I admit, when it comes to pillows, I’m a bit of a princess and the pea. (Or is it Goldilocks?) After all, finding a pillow that’s not too soft or too hard, but just right, can be a challenge. So when I do, I make sure to prolong its life with proper care, including a regular wash.
N.B.: Featured photograph courtesy of Coco-Mat.
Basic pillow care (before you wash)Daily maintenance and regular care are essential to prolonging the life of your pillow.
- Always use a pillow protector. Wash your pillow case weekly and your pillow protector (along with your mattress cover) once a month. This not only keeps it clean, it reduces allergens and dust mites.
- Fluff your pillow daily as you make the bed to remove dust and dandruff and to help maintain the shape of your pillow.
- Air your pillow outside in the sun for several hours, once a month, when the weather is warm. For colder climes you can also place in the dryer once a month.
- Dry pillows immediately if they get wet.
How to machine wash your pillow
The average adult spends 3,000 hours per year with their head on a pillow. To maintain your pillow, as well as a healthy sleeping environment, most experts recommend washing it twice a year. Most pillows, even down, can be machine washed.
- Check the label to make sure the manufacture recommends machine washing.
- Do not wash pillows with other items as these can wrap around them and compromise their shape.
- Wash pillows two at a time, to balance the machine.
- If you can, use a machine without an agitator, which can damage your pillow’s shape. If your machine has an agitator, place the pillows vertically in the drum and set machine on the delicate or hand-wash cycle.
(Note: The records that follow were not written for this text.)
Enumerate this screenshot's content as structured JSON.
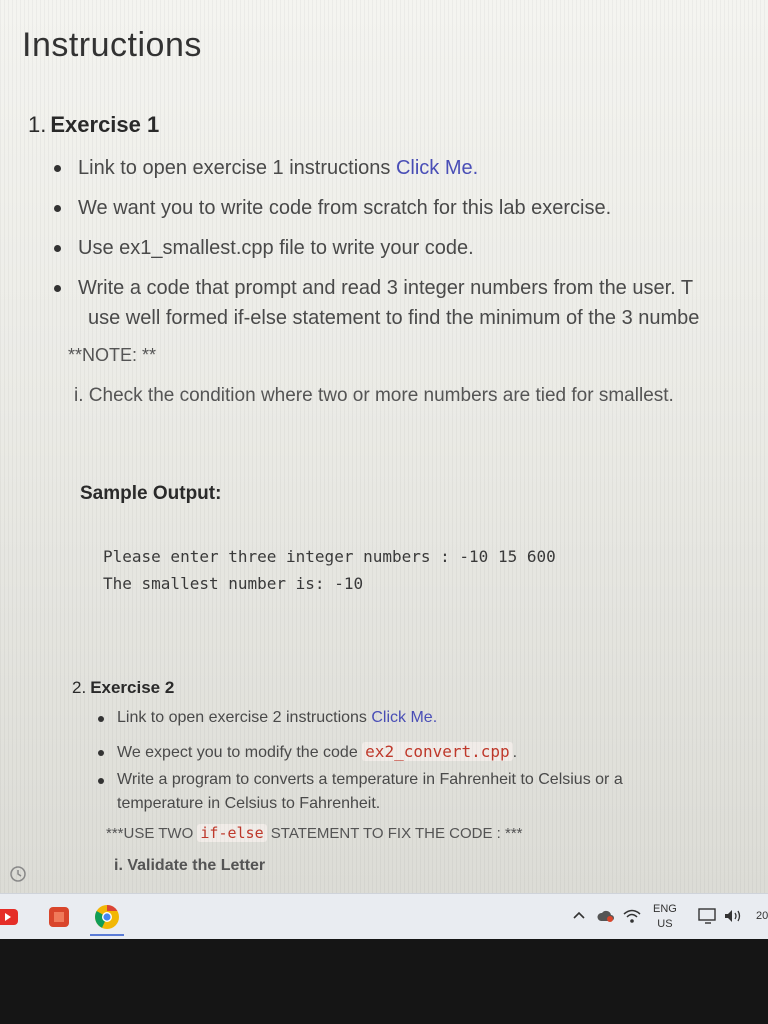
{
  "page": {
    "title": "Instructions"
  },
  "exercise1": {
    "number": "1.",
    "title": "Exercise 1",
    "bullets": [
      {
        "text": "Link to open exercise 1 instructions ",
        "link": "Click Me."
      },
      {
        "text": "We want you to write code from scratch for this lab exercise."
      },
      {
        "text": "Use ex1_smallest.cpp file to write your code."
      },
      {
        "text": "Write a code that prompt and read 3 integer numbers from the user. T",
        "text2": "use well formed if-else statement to find the minimum of the 3 numbe"
      }
    ],
    "note": "**NOTE: **",
    "subitem": "i. Check the condition where two or more numbers are tied for smallest."
  },
  "sample": {
    "label": "Sample Output:",
    "lines": [
      "Please enter three integer numbers : -10 15 600",
      "The smallest number is: -10"
    ]
  },
  "exercise2": {
    "number": "2.",
    "title": "Exercise 2",
    "bullets": [
      {
        "text": "Link to open exercise 2 instructions ",
        "link": "Click Me."
      },
      {
        "text": "We expect you to modify the code ",
        "code": "ex2_convert.cpp",
        "after": "."
      },
      {
        "text": "Write a program to converts a temperature in Fahrenheit to Celsius or a",
        "text2": "temperature in Celsius to Fahrenheit."
      }
    ],
    "note_before": "***USE TWO ",
    "note_code": "if-else",
    "note_after": " STATEMENT TO FIX THE CODE : ***",
    "subitem": "i. Validate the Letter"
  },
  "taskbar": {
    "apps": [
      {
        "icon": "youtube-icon",
        "color": "#e52d27"
      },
      {
        "icon": "office-icon",
        "color": "#d9452b"
      },
      {
        "icon": "chrome-icon",
        "color": "#f2b705"
      }
    ],
    "language": {
      "primary": "ENG",
      "secondary": "US"
    },
    "time_fragment": "20",
    "tray_icons": [
      "chevron-up-icon",
      "cloud-icon",
      "wifi-icon",
      "monitor-icon",
      "speaker-icon"
    ]
  }
}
- Wash in warm water, using a mild detergent.
- Do not bleach, as this compromises the material, especially down. If you are worried about dust mites, use a protective cover or wash with borax.
- Do not use fabric softener, especially with down, as it can coat the feathers.
How to hand-wash your pillowHand-washing a pillow is more labor intensive but also gentler on the fabric.
- Check the manufacturer’s instructions to see if washing is recommended (for example, some memory foam pillows should never be submerged in water).
- Fill basin or tub with warm water and a small amount of detergent.
- Submerge the pillow in the water and kneed gently until it is saturated.
- Rinse in cool water.
- Gently squeeze out excess water by rolling, never wringing, the pillow.
- Place in spin cycle of your washing machine.
Drying your pillow
To avoid the three evil M’s: mildew, mold, and mites, it is important to thoroughly dry your pillow. This can take several hours or more.
- Again, read all care instructions.
- Place pillows in dryer with several dryer balls (you can also use a tennis ball or two).
- Set heat on a medium to low setting.
- Time dry for at least one hour. Allow pillow to cool, then check to see if the inside is dry. If the pillow feels at all damp, return it to the dryer for another hour. I found synthetic fiber pillows took 60 minutes, while down took several hours.
- Do not dry on auto setting as sensors will stop once the outside, not necessarily the inside, of the pillow is dry.
- Dry your pillow in the sun on a clothes line or on a drying rack.
- Every hour or so, fluff the pillow to move the fibers around and encourage even drying.
- Be sure to make sure the inside is completely dry.
Should you dry-clean your pillow?
Dry-cleaning is not recommended because most dry-cleaning solvents are toxic and these will be absorbed by your pillow.
When to replace your pillow
If your pillow has unsightly stains and a malodorous scent that cannot be eradicated with proper cleaning, it is time to toss it. (See: 10 Easy Pieces: Organic Bed Pillows.) Another way to test if your pillow has reached the end of its life span: Fold it in half. If it springs back into shape, it still has a few good sleep cycles in it.
Moving on to the rest of the bedroom: Here are more tips that will help you rest easy at night: